before her. She stopped when the bundle moved.
The snuffling, choking sound made her reach towards the rough material again and she drew back the folds, taking care with the movement, half-afraid, mostly dismayed.
Grief filled her eyes when she uncovered the baby. Its tiny head was damp with blood-flecked slime, and fluid dribbled from its nose and mouth. The eyes were closed tight against the harsh
surroundings as though not wanting to see the basement cell in which it had been abandoned. The baby was no more than a few hours old and already its skin was turning deathly blue.
It tried weakly to push away the rags that smothered its frail body.

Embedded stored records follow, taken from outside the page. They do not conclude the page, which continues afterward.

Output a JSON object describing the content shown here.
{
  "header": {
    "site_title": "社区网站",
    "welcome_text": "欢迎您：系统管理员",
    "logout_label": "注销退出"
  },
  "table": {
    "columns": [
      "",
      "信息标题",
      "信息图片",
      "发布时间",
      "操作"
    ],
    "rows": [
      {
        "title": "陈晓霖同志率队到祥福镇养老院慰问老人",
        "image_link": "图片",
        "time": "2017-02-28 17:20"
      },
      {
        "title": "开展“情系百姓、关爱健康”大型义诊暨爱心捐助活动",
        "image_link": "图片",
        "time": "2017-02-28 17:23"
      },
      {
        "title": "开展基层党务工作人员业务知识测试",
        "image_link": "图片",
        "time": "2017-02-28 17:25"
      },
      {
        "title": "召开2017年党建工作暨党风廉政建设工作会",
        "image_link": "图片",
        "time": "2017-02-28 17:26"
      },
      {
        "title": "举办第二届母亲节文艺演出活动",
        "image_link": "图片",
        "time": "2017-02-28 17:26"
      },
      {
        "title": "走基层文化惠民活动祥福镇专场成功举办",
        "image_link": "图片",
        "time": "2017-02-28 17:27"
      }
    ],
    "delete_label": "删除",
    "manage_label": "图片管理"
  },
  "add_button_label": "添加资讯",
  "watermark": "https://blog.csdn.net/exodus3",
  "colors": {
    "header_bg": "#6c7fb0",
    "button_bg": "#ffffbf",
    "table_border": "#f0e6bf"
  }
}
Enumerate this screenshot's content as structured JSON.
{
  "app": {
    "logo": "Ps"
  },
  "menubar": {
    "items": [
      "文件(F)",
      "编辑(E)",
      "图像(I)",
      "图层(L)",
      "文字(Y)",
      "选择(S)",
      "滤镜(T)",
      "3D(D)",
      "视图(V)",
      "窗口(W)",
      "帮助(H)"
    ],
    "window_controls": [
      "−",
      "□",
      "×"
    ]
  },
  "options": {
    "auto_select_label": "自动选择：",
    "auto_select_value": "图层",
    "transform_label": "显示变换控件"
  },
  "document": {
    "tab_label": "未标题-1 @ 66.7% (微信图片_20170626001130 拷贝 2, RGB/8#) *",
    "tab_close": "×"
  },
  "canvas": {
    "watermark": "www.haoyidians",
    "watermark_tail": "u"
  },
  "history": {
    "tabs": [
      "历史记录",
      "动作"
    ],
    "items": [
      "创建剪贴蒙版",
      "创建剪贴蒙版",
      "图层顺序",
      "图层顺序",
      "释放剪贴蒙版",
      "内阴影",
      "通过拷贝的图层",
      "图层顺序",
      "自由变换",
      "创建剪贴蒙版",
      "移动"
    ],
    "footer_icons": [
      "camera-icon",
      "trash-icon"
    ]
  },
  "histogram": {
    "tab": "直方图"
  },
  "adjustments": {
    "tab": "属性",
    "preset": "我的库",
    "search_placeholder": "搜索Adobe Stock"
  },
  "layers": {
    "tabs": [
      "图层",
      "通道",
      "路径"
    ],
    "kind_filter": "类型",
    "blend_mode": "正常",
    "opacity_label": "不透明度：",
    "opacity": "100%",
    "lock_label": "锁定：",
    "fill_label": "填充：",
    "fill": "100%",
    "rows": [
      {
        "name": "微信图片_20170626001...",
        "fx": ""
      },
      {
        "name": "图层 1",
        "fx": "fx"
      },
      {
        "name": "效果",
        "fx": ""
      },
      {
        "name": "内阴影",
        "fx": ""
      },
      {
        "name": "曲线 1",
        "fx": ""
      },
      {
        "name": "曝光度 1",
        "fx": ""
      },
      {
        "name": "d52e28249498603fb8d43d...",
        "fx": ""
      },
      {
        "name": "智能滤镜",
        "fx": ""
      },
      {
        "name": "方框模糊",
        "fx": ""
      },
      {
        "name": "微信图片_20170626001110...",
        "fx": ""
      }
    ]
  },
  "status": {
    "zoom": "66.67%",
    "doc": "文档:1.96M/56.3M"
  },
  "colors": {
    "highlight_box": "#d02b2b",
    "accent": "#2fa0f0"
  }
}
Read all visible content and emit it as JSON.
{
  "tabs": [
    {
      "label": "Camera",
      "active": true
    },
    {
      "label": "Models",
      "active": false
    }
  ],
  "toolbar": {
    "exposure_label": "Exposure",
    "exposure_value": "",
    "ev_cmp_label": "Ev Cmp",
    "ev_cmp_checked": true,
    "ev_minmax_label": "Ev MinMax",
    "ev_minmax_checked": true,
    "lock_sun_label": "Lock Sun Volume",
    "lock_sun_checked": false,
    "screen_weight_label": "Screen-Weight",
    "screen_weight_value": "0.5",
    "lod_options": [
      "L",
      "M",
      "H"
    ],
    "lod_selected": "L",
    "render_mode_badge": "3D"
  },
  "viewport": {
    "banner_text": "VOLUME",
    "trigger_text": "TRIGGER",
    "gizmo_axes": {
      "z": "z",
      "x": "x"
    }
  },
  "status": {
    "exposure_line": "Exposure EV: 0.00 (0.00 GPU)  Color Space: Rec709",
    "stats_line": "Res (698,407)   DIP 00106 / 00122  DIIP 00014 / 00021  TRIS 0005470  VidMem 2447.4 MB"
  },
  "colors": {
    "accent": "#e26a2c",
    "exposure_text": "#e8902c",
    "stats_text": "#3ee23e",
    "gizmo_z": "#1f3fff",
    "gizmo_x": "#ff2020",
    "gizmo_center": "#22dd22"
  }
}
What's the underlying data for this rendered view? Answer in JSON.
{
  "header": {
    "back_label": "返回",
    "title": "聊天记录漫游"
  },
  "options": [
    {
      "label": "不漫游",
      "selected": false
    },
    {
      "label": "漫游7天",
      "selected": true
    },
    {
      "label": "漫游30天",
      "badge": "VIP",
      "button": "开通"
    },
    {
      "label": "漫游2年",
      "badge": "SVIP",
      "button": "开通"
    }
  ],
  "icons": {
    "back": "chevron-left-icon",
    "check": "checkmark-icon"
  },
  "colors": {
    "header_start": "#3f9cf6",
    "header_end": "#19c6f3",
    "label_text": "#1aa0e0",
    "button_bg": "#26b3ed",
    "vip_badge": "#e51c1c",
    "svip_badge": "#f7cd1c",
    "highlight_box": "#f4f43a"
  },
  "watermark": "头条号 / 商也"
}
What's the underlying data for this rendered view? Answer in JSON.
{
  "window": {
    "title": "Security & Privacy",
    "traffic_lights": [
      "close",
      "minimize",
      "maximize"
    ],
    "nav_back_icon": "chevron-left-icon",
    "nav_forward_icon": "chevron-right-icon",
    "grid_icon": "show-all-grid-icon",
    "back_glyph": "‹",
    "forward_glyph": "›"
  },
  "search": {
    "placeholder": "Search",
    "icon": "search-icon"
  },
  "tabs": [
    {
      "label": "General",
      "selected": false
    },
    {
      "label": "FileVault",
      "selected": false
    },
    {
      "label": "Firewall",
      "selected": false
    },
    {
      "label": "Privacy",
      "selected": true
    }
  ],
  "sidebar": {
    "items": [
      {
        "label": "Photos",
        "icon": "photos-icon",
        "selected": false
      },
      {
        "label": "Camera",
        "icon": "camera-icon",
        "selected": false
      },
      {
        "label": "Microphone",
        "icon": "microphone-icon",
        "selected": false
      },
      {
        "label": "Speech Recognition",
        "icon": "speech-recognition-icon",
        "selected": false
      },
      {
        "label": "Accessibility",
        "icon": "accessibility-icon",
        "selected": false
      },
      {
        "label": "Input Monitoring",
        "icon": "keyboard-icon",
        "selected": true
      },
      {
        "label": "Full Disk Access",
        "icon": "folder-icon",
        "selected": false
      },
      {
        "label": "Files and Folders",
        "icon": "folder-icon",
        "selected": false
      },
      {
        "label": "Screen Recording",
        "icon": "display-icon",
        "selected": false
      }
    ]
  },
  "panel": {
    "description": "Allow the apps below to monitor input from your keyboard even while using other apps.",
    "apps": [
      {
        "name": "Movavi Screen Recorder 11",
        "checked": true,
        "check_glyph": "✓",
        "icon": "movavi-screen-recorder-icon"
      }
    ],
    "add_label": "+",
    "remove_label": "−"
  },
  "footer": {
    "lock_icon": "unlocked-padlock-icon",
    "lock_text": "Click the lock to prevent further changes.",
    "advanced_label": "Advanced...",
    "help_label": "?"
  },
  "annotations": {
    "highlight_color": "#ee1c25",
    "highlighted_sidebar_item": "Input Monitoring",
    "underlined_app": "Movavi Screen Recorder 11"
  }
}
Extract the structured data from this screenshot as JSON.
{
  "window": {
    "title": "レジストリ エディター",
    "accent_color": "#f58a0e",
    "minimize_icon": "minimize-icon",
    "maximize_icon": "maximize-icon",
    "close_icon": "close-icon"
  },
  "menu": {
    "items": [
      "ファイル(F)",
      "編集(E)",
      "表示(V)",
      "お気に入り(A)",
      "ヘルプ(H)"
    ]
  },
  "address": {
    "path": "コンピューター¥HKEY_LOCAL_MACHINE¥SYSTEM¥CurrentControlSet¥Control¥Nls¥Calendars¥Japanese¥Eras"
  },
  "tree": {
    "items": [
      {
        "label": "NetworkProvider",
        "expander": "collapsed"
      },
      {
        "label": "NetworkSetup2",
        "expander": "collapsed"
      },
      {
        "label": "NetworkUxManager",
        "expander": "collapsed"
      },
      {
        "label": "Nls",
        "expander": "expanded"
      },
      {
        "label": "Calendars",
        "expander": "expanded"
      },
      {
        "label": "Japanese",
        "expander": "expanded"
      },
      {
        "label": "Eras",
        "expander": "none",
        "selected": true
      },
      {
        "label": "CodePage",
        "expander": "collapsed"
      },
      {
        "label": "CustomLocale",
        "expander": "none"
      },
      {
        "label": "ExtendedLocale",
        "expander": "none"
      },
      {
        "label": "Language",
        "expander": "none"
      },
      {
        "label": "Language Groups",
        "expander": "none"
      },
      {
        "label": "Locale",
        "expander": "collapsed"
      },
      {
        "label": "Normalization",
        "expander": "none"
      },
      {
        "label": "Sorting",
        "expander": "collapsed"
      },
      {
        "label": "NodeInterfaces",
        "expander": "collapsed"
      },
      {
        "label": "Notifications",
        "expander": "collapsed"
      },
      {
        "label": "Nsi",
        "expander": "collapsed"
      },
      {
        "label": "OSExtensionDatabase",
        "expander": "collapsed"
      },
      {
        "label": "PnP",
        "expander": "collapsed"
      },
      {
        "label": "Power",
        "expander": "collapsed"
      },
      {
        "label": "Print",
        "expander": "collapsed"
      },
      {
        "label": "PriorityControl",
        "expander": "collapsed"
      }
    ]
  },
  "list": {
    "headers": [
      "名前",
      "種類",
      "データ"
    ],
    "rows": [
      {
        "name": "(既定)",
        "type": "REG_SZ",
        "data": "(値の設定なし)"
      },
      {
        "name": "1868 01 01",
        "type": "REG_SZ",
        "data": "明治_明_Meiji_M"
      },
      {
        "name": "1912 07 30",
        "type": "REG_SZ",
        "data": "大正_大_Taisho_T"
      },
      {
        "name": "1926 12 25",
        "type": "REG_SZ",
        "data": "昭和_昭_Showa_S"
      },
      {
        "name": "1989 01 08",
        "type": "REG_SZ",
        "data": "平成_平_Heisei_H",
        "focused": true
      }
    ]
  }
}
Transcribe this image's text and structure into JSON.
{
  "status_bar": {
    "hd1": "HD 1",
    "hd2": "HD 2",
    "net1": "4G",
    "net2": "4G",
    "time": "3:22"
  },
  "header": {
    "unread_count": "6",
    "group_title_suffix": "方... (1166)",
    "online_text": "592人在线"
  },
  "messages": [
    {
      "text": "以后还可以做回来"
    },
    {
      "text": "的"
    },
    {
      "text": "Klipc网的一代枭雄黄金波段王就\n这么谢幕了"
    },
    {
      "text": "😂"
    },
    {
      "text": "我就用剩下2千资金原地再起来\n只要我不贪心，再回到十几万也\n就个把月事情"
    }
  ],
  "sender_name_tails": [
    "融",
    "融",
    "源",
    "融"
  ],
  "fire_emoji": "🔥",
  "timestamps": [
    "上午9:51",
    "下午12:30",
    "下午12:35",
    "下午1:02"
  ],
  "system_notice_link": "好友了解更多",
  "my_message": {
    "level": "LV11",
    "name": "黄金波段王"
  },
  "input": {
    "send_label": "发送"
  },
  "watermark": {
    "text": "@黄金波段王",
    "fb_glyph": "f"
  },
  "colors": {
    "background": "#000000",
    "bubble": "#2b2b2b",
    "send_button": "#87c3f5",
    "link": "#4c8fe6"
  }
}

And the thing that lay next to it.
Kelso’s eyes narrowed as he peered through the windscreen. He made a conscious effort to contain the anxiety he felt well beneath his belt-line but, as always, the leaden
weight rose steadily and began pushing against his chest. He swallowed and tried to keep the movement as silent as possible.
‘Relax,’ a voice said from the back seat of the Granada. ‘Dave won’t lose it.’
Kelso turned his head to look at the detective inspector. If anything, Cook looked depressed.
‘There’s so much traffic,’ Kelso said pointlessly.
‘Always is, this time of morning.’ Cook looked through the rain-spattered side window. ‘Used to be my beat, this,’ he remarked, nodding towards the damp pavements as
though remembering them specifically. ‘Great training ground for a raw copper.’
‘Up ahead, guv. At the lights,’ the driver said, gently easing his foot down on the brake pedal.
Kelso swung round and spotted the dark blue van. ‘You think they’ve picked it up yet?’
Cook shrugged. ‘They’ve got plenty of time before it gets to Woolwich. Anyway, I thought your info was that they’d be waiting on the other side of the river.’
‘That’s what I was told. It doesn’t feel right, though.’
DC Dave Riley glanced at Kelso. ‘It makes sense for them to pull it on the other side. It’s a bit quieter there. I don’t think they’d like getting stuck in a traffic
jam.’ He released the handbrake as the lights ahead turned to green.
Cook leaned forward and rested an arm on the back of the passenger seat. ‘It doesn’t really matter where they try it. We’ve got cars all along the route. Give the other units a
call, tell them our position.’
Kelso reached for the car radio, then scanned the road on either side.
‘Just going into East India Dock Road from Commercial Road,’ Cook told him. ‘Heading for the Tunnel.’